Hazrat Inayat Khan here continues his explanation of the obligations of life as one travels the inner path. At the conclusion of the previous post he had begun to speak of the manner of the evolved soul.
The further such souls go, the more humble they become; the greater the mystery they have realized, the less they speak about it. You would scarcely believe it if I were to tell you that during four years of the presence of my Murshid, hardly more than once or twice I had a conversation on spiritual matters. Usually the conversation was on worldly things, like everybody else’s; nobody would perceive that here was a God-realized man, who was always absorbed in God. His conversation was like that of every other person; he spoke on everything belonging to this world, never a spiritual conversation, nor any special show of piety or spirituality; and yet his atmosphere, the voice of his soul and his presence revealed all that was hidden in his heart.
Those who are God-realized and those who have touched wisdom speak very little on the subject. It is those who do not know who try to discuss it, not because they know but because they themselves have doubts. When there is knowledge, there is satisfaction, there is no tendency towards dispute. When one disputes, it is because there is something not satisfied. There is nothing in this world, wealth, rank, position, power, or learning, that can give such conceit as the slightest little amount of spiritual knowledge; and once a person has that conceit, then he cannot take a further step. He is nailed down to that place where he stands, because the very idea of spiritual realization is in selflessness.
Man has either to realize himself as something or as nothing. In this realization of nothingness there is spirituality. If one has any little knowledge of the inner laws of nature and is proud of it, or if one has any sense of thinking, ‘How good I am, how kind I am,’ – how generous, how well-mannered, how influential, or how attractive – the slightest idea of anything of this kind coming into the mind closes the doors which lead into the spiritual world. It is such an easy path to tread, and yet so difficult. Pride is most natural to a human being. Man may deny a virtue a thousand times in words, but he cannot help admitting it with his feelings, for the ego itself is pride. Pride is the ego; man cannot live without it. In order to attain to spiritual knowledge, in order to become conscious of the inner life, a person does not need to learn very much, because here he has to know what he already knows; only he has to discover it himself. For his understanding of spiritual knowledge he does not need the knowledge of anything except himself. He acquires the knowledge of the self which is himself, so near and yet so far.
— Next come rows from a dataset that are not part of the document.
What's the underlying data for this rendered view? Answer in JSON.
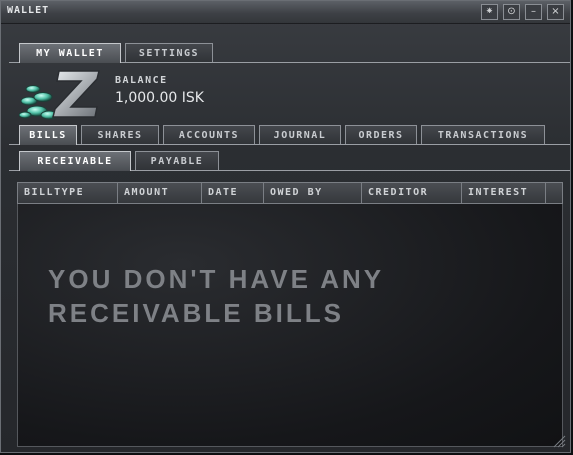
{
  "window": {
    "title": "WALLET",
    "buttons": [
      {
        "icon": "pin-icon",
        "glyph": "⁕"
      },
      {
        "icon": "minimize-circle-icon",
        "glyph": "⊙"
      },
      {
        "icon": "minimize-icon",
        "glyph": "–"
      },
      {
        "icon": "close-icon",
        "glyph": "×"
      }
    ]
  },
  "main_tabs": [
    "MY WALLET",
    "SETTINGS"
  ],
  "balance": {
    "label": "BALANCE",
    "value": "1,000.00 ISK"
  },
  "section_tabs": [
    "BILLS",
    "SHARES",
    "ACCOUNTS",
    "JOURNAL",
    "ORDERS",
    "TRANSACTIONS"
  ],
  "sub_tabs": [
    "RECEIVABLE",
    "PAYABLE"
  ],
  "table": {
    "columns": [
      "BILLTYPE",
      "AMOUNT",
      "DATE",
      "OWED BY",
      "CREDITOR",
      "INTEREST"
    ],
    "empty_message": "YOU DON'T HAVE ANY RECEIVABLE BILLS"
  },
  "colors": {
    "frame": "#2b2e32",
    "active_tab": "#6d7177",
    "empty_text": "#7e8186"
  }
}
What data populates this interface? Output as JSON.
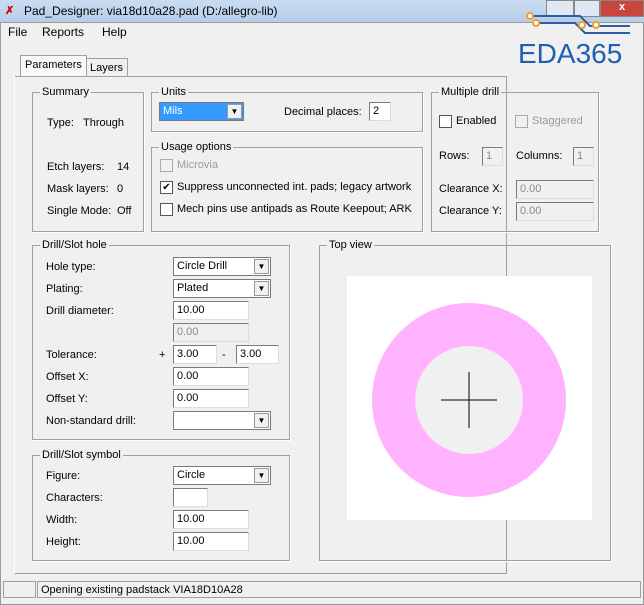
{
  "window": {
    "title": "Pad_Designer: via18d10a28.pad (D:/allegro-lib)",
    "logo_text": "EDA365"
  },
  "menu": [
    "File",
    "Reports",
    "Help"
  ],
  "tabs": [
    "Parameters",
    "Layers"
  ],
  "summary": {
    "title": "Summary",
    "type_label": "Type:",
    "type_value": "Through",
    "etch_label": "Etch layers:",
    "etch_value": "14",
    "mask_label": "Mask layers:",
    "mask_value": "0",
    "single_label": "Single Mode:",
    "single_value": "Off"
  },
  "units": {
    "title": "Units",
    "value": "Mils",
    "decimal_label": "Decimal places:",
    "decimal_value": "2"
  },
  "usage": {
    "title": "Usage options",
    "microvia": "Microvia",
    "suppress": "Suppress unconnected int. pads; legacy artwork",
    "suppress_checked": true,
    "mech": "Mech pins use antipads as Route Keepout; ARK"
  },
  "multi": {
    "title": "Multiple drill",
    "enabled": "Enabled",
    "staggered": "Staggered",
    "rows_label": "Rows:",
    "rows": "1",
    "cols_label": "Columns:",
    "cols": "1",
    "clrx_label": "Clearance X:",
    "clrx": "0.00",
    "clry_label": "Clearance Y:",
    "clry": "0.00"
  },
  "drill": {
    "title": "Drill/Slot hole",
    "hole_type_label": "Hole type:",
    "hole_type": "Circle Drill",
    "plating_label": "Plating:",
    "plating": "Plated",
    "diam_label": "Drill diameter:",
    "diam": "10.00",
    "diam2": "0.00",
    "tol_label": "Tolerance:",
    "plus": "+",
    "tol_plus": "3.00",
    "minus": "-",
    "tol_minus": "3.00",
    "offx_label": "Offset X:",
    "offx": "0.00",
    "offy_label": "Offset Y:",
    "offy": "0.00",
    "nonstd_label": "Non-standard drill:",
    "nonstd": ""
  },
  "symbol": {
    "title": "Drill/Slot symbol",
    "figure_label": "Figure:",
    "figure": "Circle",
    "chars_label": "Characters:",
    "chars": "",
    "width_label": "Width:",
    "width": "10.00",
    "height_label": "Height:",
    "height": "10.00"
  },
  "topview": {
    "title": "Top view",
    "pad_color": "#ffb3ff"
  },
  "status": "Opening existing padstack VIA18D10A28"
}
Another thing the lover of God shows is the same tendency as the human lover’s: he does not talk about his love to anybody; he cannot talk about it. Man cannot say how much he loves his beloved; no words can express it, and besides, he does not feel like talking about it to anybody. Even if he could, in the presence of his beloved he would close his lips. How then could the lover of God make a profession, ‘I love God’? The true lover of God keeps his love silently hidden in his heart, like a seed sown in the ground, and if the seedling grows, it grows in his actions towards his fellow man. He cannot act except with kindness, he cannot feel anything but forgiveness; every movement he makes, everything he does speaks of his love, but not his lips.
This shows that in the inner life the greatest principle that one should observe is to be unassuming and quiet, without any show of wisdom, without any manifestation of learning, without any desire to let anyone know how far one has advanced, not even letting oneself know how far one has gone. The task to be accomplished is the entire forgetting of oneself and harmonizing with one’s fellow man; acting in agreement with all, meeting everyone on his own plane, speaking to everyone in his own tongue, answering the laughter of one’s friends with a smile, and the pain of another with tears, standing by one’s friends in their joy and their sorrow, whatever be one’s own grade of evolution. If a man through his life became like an angel he would accomplish very little. The accomplishment which is most desirable for man is to fulfil the obligations of human life.
To be continued…